According to Pew and MAeHC survey, providers found referential matching was seen as helpful, but expressed uncertainties regarding the reliability and accuracy of the data. Additionally, interviewees raised concerns about the potential challenges of entering into business agreements to enable a referential data approach.
While technologies like biometrics and blockchain have made inroads, the next wave of change in identity management will be driven by machine learning. At the heart of the technology is the ability to learn, perform and recognize patterns, thereby fine tuning the probabilistic matching process. As part of an augmented patient matching strategy, machine learning can be leveraged to detect common manual data remediation sequences and behaviors.
This rule-based intelligence, which continually improves over time, can not only further record matching accuracy but alleviate considerable data reconciliation burdens for HIM departments charged with piecing together fragmented, disconnected sources.
The challenge in using this kind of information is in the sheer number of human interactions required for an algorithm of this type to truly outperform human remediation. This is because the system must be able to detect broad patterns where users consistently take an action of marking a pair of records unique or as a match. Training, however, is greatly simplified in a cloud environment where usage statistics across many implementations can be gathered to produce a highly intelligent record resolution algorithm.
As federal officials at ONC and CMS continue to push for patient data access and ownership, the opportunity for individuals to play a role in monitoring their personal health data is substantial. With the appropriate data governance controls in place, patients can be effective in managing and updating their own health record as they happen, such as moving to a new address or changing a phone number.
This self-administration, in which personal data is controlled and maintained by the patient using their smartphone device, can support patient matching efforts at key stages where errors often occur—during enrollment and at the point of registration.

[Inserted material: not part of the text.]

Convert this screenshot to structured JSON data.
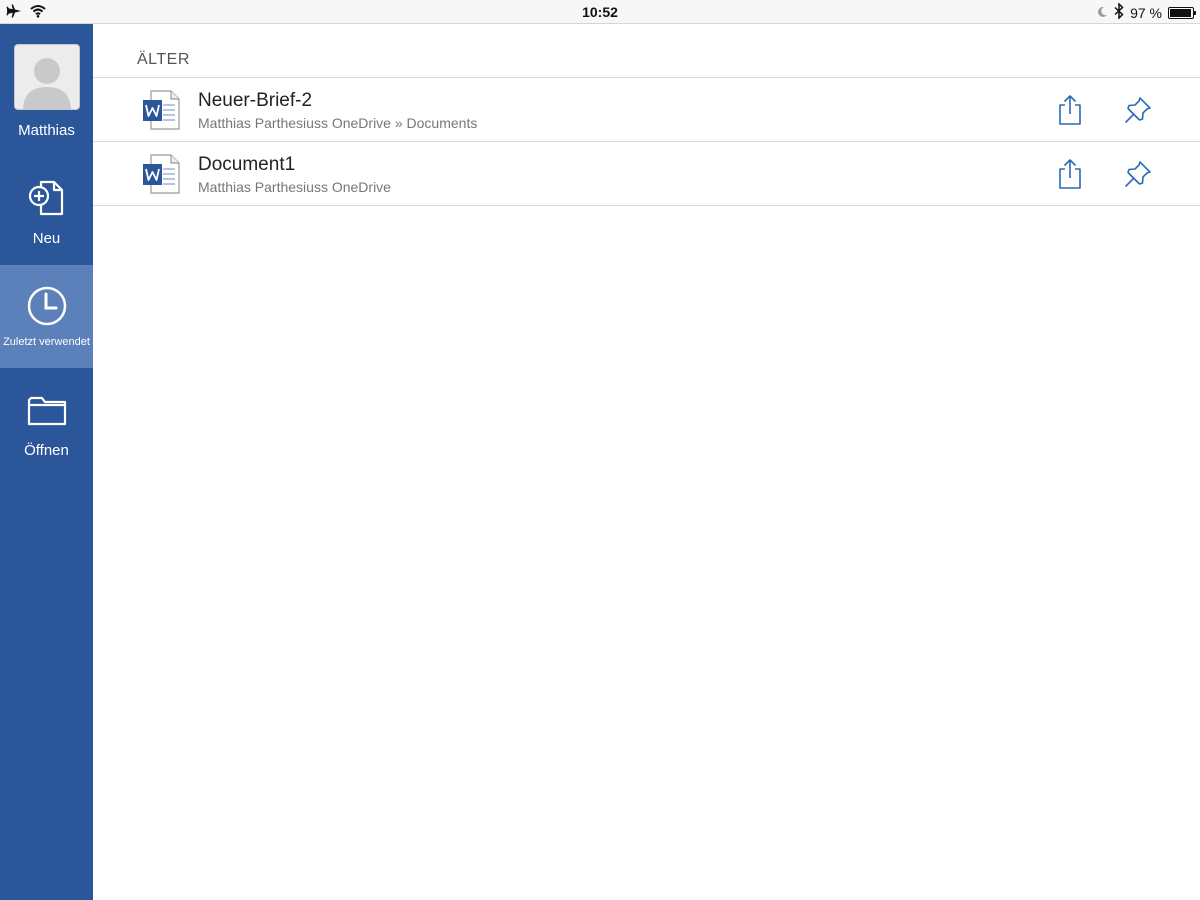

When asked about consumer smartphones as an additional opportunity to improve record accuracy, the Pew and MAeHC survey found providers generally in favor. Potential drawbacks included rural access to reliable broadband and the security and integrity of the patient data into the provider’s IT systems, in leu of hackers. However, as smartwatches and other wearable devices with the same capability continue to become more of a commodity, individuals will likely expect these devices to be involved as part of the care process.
While no one solution exists to solving the patient identity crisis, an EMPI approach—backed by one or more of these technologies—can be a powerful advantage in furthering match rates across various settings.
Ultimately, in today’s transformative digital healthcare landscape, HCOs are going to have to look beyond their EHRs to manage patient identity. To effectively capture, record and share accurate demographic data elements across systems, HCOs will be best served by integrating a vendor-agnostic EMPI platform, leveraging one or more of these trends, and implementing a sound data governance strategy across the enterprise.